• _TASK ITEM_
Pick out and copy every line below that has the word "this".

• _DATA FOR PROCESSING_

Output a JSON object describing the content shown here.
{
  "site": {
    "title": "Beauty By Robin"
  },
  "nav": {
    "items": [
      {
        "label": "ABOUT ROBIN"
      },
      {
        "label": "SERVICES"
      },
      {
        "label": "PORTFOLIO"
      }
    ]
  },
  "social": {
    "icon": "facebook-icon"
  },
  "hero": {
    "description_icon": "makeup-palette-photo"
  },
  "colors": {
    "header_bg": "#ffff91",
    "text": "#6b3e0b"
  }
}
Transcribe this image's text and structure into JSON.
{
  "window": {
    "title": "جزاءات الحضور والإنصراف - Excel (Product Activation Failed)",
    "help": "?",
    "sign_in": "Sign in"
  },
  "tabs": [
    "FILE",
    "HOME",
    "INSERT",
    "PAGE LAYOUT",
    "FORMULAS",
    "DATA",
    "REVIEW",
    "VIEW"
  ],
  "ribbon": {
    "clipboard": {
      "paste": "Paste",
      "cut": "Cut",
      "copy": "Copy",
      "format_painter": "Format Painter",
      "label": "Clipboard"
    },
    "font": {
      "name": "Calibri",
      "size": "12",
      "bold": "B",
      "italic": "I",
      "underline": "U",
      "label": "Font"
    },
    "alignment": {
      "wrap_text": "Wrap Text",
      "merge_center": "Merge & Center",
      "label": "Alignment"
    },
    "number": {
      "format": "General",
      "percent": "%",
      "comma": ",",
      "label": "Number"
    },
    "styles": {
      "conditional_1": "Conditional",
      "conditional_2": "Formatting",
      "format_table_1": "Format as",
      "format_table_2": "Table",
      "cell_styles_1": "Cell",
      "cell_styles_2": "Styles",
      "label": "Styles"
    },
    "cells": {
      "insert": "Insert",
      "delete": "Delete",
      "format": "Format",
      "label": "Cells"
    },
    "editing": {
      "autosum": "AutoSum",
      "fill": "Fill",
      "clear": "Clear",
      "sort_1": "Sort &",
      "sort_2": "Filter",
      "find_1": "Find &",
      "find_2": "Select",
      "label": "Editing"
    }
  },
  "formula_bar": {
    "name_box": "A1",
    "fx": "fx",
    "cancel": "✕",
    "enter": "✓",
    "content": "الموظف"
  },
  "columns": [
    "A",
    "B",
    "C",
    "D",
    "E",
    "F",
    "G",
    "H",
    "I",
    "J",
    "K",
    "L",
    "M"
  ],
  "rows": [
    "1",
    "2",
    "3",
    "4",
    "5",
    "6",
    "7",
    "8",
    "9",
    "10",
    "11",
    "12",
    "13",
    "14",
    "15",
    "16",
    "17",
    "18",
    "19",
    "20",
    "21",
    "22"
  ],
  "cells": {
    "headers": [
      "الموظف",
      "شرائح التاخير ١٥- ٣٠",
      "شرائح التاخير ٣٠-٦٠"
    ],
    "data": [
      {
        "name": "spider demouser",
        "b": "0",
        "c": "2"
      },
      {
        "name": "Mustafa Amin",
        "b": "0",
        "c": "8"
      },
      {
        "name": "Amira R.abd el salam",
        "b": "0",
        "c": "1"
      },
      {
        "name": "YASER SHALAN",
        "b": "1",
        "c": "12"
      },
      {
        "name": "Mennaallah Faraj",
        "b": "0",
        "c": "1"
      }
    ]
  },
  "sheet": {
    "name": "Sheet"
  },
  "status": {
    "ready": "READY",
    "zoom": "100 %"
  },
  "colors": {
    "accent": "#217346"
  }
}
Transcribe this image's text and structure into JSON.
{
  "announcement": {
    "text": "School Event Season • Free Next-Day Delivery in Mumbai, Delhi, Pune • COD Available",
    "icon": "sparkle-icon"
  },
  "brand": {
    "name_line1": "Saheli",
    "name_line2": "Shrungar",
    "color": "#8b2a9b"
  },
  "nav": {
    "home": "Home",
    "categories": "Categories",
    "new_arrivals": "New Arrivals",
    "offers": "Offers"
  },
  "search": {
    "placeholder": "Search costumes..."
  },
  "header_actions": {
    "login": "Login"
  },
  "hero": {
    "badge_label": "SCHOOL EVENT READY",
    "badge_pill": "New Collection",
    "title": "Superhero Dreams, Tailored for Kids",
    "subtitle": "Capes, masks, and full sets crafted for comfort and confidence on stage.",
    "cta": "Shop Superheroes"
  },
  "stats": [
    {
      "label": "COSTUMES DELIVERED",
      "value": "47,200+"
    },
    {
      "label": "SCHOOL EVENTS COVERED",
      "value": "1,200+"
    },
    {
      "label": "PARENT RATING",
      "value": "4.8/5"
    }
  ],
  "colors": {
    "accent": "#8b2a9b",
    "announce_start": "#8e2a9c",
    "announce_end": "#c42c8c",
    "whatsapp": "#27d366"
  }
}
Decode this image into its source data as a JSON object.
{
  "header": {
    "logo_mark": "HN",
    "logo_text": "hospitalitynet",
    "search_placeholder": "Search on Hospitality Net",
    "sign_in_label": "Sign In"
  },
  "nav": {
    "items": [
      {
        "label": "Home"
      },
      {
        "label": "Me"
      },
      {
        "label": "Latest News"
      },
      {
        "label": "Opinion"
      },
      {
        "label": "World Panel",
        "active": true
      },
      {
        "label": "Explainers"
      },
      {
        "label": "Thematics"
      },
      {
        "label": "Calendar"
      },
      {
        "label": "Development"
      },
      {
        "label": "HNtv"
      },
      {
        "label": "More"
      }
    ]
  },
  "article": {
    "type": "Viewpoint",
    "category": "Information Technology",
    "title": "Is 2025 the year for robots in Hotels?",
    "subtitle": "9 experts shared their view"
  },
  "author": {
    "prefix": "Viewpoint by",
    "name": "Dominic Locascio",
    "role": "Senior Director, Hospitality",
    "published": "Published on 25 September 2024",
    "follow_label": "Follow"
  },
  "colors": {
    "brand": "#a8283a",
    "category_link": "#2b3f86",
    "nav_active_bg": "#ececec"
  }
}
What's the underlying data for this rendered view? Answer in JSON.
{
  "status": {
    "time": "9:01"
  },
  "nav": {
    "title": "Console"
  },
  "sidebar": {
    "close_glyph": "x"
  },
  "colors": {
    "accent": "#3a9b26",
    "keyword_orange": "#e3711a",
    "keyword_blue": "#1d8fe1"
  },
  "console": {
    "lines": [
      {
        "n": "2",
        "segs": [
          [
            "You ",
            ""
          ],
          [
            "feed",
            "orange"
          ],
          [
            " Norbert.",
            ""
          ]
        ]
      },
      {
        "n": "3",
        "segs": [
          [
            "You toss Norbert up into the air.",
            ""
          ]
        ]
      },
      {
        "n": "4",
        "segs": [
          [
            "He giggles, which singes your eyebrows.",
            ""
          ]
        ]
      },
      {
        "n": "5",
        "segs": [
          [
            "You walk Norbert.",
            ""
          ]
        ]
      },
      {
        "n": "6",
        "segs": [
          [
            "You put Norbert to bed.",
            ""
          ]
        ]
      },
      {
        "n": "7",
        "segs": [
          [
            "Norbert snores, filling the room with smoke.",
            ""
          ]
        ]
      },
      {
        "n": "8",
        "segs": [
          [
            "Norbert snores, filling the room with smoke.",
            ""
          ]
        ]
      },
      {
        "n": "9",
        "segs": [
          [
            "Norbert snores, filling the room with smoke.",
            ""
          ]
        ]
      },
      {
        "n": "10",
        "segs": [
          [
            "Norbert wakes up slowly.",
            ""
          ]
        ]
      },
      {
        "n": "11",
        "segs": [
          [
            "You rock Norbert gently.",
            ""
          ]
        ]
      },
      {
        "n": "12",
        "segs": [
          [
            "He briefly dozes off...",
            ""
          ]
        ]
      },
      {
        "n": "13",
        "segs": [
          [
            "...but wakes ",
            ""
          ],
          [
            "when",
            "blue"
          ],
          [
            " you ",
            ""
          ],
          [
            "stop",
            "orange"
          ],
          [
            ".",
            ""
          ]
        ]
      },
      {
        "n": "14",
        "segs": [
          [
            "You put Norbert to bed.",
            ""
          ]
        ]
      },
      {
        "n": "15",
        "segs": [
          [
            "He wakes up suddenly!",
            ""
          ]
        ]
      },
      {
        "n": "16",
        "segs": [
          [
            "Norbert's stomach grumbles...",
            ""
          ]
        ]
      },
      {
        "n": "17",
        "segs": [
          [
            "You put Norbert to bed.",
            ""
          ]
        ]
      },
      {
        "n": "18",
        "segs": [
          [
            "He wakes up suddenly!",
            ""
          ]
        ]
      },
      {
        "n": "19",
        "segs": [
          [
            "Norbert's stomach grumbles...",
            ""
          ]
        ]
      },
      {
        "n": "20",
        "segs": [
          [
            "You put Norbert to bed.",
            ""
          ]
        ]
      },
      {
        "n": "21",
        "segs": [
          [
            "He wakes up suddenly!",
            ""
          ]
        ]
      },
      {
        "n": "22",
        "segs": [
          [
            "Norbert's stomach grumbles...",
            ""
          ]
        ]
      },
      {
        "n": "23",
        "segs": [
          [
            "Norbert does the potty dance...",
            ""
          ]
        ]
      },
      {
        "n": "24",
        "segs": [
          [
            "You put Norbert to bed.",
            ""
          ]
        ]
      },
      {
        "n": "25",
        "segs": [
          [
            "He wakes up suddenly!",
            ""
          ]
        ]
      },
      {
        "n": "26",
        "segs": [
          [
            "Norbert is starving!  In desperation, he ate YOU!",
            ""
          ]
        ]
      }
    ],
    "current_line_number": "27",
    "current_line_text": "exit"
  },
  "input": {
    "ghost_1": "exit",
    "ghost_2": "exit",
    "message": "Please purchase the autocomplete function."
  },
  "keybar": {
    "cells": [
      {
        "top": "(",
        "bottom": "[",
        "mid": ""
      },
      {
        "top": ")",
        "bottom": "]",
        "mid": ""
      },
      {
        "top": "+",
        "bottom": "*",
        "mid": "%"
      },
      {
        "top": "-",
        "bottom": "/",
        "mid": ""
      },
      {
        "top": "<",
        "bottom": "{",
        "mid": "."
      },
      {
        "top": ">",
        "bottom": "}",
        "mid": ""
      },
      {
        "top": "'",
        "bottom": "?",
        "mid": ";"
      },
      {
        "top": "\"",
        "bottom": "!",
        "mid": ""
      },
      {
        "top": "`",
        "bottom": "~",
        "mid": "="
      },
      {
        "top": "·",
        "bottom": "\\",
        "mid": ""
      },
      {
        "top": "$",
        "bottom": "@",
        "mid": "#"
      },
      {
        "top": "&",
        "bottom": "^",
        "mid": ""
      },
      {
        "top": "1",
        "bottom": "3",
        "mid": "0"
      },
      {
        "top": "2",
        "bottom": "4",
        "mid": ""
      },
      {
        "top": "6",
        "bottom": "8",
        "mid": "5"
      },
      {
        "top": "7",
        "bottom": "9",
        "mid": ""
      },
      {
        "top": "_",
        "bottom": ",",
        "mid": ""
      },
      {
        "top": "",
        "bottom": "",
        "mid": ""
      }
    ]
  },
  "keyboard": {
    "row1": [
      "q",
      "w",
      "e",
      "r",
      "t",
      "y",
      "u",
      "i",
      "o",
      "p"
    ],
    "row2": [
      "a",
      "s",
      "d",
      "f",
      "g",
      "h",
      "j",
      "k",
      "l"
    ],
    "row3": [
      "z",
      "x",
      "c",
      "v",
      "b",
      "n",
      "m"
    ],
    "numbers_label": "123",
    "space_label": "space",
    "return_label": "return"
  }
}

• _TASK RESULT_
Transcribe this image's text and structure into JSON.
Transcribe this image's text and structure into JSON.
Decode this image into its source data as a JSON object.
What's the underlying data for this rendered view? Answer in JSON.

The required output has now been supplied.